When Do Sunflowers In Kansas Bloom?

Sunflowers in Kansas typically bloom from late July to early September. The peak bloom period is often in mid-August. However, the exact timing can vary slightly based on specific weather and growing conditions each year.

Stage Description
Germination Spring (March to May)
Growth Spring to summer (March to August)
Blooming Summer (June-August)
Dormancy Winter (December-February)

How Long Do Sunflowers In Kansas Bloom?

Sunflowers in Kansas typically bloom from late July through September. The exact timing might vary slightly depending on specific local conditions, but this is generally the period when you can expect to see these beautiful flowers in full bloom.

How Light Affects Sunflowers In Kansas Blooms?

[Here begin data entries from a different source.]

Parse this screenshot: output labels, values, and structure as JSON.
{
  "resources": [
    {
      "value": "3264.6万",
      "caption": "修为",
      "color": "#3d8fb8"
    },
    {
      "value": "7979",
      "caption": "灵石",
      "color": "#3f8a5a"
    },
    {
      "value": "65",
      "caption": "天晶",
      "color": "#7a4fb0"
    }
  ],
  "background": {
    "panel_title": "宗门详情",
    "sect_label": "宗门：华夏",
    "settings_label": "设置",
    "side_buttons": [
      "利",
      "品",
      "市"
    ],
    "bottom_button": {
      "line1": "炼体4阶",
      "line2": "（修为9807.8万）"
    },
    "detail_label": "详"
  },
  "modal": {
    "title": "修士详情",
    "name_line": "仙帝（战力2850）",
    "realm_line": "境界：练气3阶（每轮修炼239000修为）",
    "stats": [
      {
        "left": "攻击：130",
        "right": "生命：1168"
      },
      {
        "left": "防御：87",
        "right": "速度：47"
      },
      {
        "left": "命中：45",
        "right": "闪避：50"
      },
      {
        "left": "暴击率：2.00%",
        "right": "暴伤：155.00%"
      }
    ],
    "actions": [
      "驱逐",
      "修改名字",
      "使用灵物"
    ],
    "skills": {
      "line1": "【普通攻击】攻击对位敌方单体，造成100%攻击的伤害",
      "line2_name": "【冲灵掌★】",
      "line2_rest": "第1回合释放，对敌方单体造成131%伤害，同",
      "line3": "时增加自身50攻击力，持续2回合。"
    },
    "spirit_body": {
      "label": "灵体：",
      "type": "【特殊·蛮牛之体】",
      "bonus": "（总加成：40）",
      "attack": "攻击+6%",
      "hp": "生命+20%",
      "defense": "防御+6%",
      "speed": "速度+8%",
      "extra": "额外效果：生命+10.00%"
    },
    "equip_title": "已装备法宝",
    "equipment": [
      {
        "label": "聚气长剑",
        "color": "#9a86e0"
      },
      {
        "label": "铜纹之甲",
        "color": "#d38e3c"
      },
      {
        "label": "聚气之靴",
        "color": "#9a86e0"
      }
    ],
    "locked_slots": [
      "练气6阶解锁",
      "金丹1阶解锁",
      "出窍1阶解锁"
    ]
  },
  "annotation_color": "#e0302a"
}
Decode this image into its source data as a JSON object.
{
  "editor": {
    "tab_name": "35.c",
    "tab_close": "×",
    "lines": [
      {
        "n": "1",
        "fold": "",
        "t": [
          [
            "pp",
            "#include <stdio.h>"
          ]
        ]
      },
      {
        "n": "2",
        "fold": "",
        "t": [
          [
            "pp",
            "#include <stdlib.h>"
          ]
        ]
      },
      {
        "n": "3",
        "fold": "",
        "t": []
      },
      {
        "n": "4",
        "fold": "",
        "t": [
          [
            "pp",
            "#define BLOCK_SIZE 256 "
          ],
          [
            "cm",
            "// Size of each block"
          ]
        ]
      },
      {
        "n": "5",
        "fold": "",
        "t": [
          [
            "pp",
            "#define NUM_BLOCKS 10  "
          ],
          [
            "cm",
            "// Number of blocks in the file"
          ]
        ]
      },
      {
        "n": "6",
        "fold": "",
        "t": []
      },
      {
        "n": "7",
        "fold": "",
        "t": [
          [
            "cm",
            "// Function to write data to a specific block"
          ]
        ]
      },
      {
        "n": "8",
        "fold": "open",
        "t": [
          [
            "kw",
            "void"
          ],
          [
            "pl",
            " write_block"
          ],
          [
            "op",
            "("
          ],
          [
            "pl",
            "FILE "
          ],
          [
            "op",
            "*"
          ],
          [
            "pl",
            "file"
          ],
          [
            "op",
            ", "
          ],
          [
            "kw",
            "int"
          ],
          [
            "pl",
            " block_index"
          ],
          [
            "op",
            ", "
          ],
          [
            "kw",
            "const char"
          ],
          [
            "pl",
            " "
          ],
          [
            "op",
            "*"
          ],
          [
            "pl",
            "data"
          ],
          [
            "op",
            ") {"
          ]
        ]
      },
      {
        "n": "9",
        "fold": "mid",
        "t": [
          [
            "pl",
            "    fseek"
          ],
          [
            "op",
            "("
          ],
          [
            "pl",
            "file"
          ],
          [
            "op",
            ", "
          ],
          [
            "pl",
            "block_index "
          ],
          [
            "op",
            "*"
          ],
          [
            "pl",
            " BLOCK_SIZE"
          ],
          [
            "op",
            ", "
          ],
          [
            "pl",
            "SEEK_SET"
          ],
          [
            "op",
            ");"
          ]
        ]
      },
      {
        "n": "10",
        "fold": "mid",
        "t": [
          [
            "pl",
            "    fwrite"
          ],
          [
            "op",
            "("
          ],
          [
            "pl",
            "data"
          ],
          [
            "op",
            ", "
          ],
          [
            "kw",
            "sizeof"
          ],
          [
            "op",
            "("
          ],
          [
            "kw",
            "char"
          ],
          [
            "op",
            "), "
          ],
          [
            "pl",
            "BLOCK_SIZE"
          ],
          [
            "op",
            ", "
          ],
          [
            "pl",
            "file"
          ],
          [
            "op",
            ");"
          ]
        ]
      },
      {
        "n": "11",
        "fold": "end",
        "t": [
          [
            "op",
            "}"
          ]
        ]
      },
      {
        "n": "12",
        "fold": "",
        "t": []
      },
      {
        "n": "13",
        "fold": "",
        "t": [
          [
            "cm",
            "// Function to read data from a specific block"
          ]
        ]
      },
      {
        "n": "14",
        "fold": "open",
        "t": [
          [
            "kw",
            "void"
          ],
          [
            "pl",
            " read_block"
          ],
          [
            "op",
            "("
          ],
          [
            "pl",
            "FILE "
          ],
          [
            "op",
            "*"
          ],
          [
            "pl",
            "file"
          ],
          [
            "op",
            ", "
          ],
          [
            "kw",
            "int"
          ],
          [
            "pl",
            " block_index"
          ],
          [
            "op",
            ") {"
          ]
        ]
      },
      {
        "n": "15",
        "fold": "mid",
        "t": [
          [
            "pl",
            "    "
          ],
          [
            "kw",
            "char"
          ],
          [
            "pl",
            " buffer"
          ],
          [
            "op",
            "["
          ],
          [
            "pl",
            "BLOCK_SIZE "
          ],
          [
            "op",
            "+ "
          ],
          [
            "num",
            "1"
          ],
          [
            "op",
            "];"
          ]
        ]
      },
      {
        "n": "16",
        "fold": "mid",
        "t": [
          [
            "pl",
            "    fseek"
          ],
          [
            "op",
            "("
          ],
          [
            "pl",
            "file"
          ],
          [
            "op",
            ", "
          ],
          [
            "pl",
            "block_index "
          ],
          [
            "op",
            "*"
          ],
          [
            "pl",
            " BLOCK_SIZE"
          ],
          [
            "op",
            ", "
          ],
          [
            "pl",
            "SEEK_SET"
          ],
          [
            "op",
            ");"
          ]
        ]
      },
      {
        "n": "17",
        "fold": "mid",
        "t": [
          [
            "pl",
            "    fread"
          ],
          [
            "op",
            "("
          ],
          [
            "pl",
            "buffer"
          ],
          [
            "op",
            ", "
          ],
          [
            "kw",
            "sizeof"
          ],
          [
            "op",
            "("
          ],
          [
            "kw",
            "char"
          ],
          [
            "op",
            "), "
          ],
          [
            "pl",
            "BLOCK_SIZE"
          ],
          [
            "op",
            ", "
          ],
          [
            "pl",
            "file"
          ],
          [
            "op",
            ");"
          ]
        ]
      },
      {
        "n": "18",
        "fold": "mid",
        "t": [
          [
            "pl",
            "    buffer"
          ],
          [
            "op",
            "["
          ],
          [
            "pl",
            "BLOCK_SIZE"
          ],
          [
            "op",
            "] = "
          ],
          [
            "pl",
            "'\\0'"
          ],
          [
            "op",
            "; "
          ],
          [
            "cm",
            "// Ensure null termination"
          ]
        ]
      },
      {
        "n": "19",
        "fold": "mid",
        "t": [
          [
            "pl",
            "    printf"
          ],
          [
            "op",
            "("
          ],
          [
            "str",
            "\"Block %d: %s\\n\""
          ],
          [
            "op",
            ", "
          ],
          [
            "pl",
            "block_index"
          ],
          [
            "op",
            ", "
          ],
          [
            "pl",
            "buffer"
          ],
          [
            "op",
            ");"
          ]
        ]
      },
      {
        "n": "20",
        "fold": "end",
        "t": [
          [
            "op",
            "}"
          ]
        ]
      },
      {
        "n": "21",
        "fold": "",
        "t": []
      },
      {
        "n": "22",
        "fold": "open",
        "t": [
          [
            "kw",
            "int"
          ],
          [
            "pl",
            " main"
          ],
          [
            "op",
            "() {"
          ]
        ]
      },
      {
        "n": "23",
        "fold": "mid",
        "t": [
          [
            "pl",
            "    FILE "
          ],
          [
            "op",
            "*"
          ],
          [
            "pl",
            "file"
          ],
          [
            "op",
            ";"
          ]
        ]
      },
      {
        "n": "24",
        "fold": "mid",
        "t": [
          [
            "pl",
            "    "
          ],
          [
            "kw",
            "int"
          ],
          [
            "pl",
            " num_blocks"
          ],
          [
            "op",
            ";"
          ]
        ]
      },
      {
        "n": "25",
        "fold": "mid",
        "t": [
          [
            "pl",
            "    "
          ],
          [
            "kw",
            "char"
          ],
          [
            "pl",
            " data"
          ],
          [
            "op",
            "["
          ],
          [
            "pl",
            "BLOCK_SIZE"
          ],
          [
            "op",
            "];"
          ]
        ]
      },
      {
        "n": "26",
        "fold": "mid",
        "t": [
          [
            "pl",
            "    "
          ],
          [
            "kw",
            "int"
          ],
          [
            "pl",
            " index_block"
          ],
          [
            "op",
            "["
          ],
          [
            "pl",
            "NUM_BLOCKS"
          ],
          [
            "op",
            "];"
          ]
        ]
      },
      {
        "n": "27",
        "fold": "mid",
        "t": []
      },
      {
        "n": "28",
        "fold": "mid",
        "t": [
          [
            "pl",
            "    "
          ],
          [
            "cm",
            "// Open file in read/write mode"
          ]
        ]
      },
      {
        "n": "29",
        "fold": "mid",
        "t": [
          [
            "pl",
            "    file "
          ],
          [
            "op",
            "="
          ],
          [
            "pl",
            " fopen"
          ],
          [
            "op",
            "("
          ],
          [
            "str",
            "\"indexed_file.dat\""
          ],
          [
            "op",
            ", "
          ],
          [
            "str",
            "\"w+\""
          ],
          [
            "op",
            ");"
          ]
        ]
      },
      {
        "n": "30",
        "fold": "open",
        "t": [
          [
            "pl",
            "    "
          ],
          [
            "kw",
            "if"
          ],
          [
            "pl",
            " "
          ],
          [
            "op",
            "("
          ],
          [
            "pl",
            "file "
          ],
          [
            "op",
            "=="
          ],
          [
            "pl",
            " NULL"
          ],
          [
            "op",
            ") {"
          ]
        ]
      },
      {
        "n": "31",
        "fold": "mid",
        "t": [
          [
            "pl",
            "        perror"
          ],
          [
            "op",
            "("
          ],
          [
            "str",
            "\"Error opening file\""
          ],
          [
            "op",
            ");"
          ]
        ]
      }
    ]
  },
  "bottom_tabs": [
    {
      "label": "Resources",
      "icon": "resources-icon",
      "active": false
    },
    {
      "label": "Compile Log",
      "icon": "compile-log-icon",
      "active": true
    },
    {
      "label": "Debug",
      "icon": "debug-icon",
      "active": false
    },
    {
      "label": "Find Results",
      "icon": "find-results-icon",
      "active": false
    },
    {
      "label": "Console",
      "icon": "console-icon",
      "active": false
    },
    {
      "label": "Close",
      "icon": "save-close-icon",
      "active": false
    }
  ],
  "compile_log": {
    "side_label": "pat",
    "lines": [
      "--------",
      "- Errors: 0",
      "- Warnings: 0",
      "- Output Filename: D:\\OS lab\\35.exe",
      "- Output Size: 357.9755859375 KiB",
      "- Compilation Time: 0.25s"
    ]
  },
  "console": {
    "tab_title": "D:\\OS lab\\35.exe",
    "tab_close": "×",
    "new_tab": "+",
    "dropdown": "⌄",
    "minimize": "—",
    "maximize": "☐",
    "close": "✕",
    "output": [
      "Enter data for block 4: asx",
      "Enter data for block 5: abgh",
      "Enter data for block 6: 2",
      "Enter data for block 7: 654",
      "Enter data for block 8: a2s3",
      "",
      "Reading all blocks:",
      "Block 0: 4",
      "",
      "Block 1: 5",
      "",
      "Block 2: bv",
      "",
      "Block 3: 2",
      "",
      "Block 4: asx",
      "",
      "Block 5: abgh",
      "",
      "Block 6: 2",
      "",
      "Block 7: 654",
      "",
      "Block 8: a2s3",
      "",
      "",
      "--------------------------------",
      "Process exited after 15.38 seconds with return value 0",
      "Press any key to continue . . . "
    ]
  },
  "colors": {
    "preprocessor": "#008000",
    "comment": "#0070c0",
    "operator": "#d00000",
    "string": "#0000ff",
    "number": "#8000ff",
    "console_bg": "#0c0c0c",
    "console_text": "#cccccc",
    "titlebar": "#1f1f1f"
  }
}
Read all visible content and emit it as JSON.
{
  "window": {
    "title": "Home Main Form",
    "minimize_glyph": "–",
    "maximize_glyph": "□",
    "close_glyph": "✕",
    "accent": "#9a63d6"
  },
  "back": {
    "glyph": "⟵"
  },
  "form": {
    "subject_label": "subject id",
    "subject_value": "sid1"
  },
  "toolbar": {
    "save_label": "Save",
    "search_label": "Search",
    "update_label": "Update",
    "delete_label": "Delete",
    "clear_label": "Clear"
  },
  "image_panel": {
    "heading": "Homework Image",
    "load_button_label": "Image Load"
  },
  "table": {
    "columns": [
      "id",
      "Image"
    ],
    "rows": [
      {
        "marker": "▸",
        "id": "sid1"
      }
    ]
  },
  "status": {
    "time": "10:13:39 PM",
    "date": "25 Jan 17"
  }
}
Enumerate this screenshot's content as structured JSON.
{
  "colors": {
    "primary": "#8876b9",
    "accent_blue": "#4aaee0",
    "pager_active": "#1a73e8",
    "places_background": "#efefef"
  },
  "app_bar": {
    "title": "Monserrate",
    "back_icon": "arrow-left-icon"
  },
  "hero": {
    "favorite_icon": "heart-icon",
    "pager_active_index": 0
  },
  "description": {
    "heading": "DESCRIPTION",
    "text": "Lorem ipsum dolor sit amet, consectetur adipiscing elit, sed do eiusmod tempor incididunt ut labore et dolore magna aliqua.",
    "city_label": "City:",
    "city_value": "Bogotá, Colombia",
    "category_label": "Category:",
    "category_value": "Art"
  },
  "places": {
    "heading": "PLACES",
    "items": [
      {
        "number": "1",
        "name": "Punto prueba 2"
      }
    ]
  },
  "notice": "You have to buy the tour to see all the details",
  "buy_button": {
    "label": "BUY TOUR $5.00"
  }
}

Light significantly affects the blooming of sunflowers in Kansas. Sunflowers, being heliotropic, follow the sun throughout the day from east to west, maximizing their exposure to sunlight. This behavior, known as solar tracking, is most prominent in young flowers. However, as the sunflowers mature and their stems thicken, they generally face east. The abundance of light in Kansas, particularly during the summer months, promotes an ideal environment for sunflowers to bloom. It aids in photosynthesis, the process through which plants convert light energy into chemical energy, fostering their growth and development.

Will Sunflowers in Kansas Bloom the First Year You Plant Them?

Yes, Sunflowers in Kansas will bloom in the first year they are planted. Sunflowers are annual plants, meaning they complete their life cycle in one growing season. This includes germination, growth, flowering, and seed production.

Will Sunflowers In Kansas Bloom Every Year?

Yes, sunflowers in Kansas do bloom every year. They are a perennial plant, meaning they re-grow every spring and summer after going dormant in the fall and winter. However, it’s important to note that the lifespan of individual sunflower plants can vary, and not all plants may bloom every year if conditions are not ideal.

Should I Deadhead Sunflowers In Kansas Blooms?

Should I Deadhead Sunflowers In Kansas Blooms?

Yes, you should deadhead sunflowers in Kansas when the blooms start to wilt and die. Deadheading, or removing spent flowers, helps to redirect the plant’s energy towards producing new blooms and seeds. It can also improve the plant’s appearance and prevent diseases. However, if you want the sunflowers to self-seed, you should leave some of the spent flowers on the plant.

Top Reasons a Mature Sunflowers in Kansas May Stop Flowering

Top Reasons a Mature Sunflowers in Kansas May Stop Flowering

The mature sunflowers in Kansas may stop flowering for several reasons. The most common ones include inadequate sunlight, insufficient water, poor soil nutrients, and diseases or pests.

Inadequate sunlight is a significant factor as sunflowers require full sun to thrive. They need at least six hours of direct sunlight every day. If they do not receive this, their growth and flowering may be stunted.

Water is also vital for sunflowers. While they are drought-resistant, prolonged periods of dryness can cause them to stop flowering. Sunflowers need regular watering, particularly during dry spells.

Furthermore, soil nutrients play an essential role in sunflower growth. Sunflowers need rich, well-drained soil to grow properly. Poor soil quality or lack of essential nutrients like nitrogen, phosphorus, and potassium can lead to cessation of flowering.

Lastly, diseases or pests such as sunflower rust, downy mildew, or stem borers can cause significant damage to sunflowers, impacting their ability to flower. Proper pest and disease management practices are crucial to ensure healthy growth and flowering of sunflowers.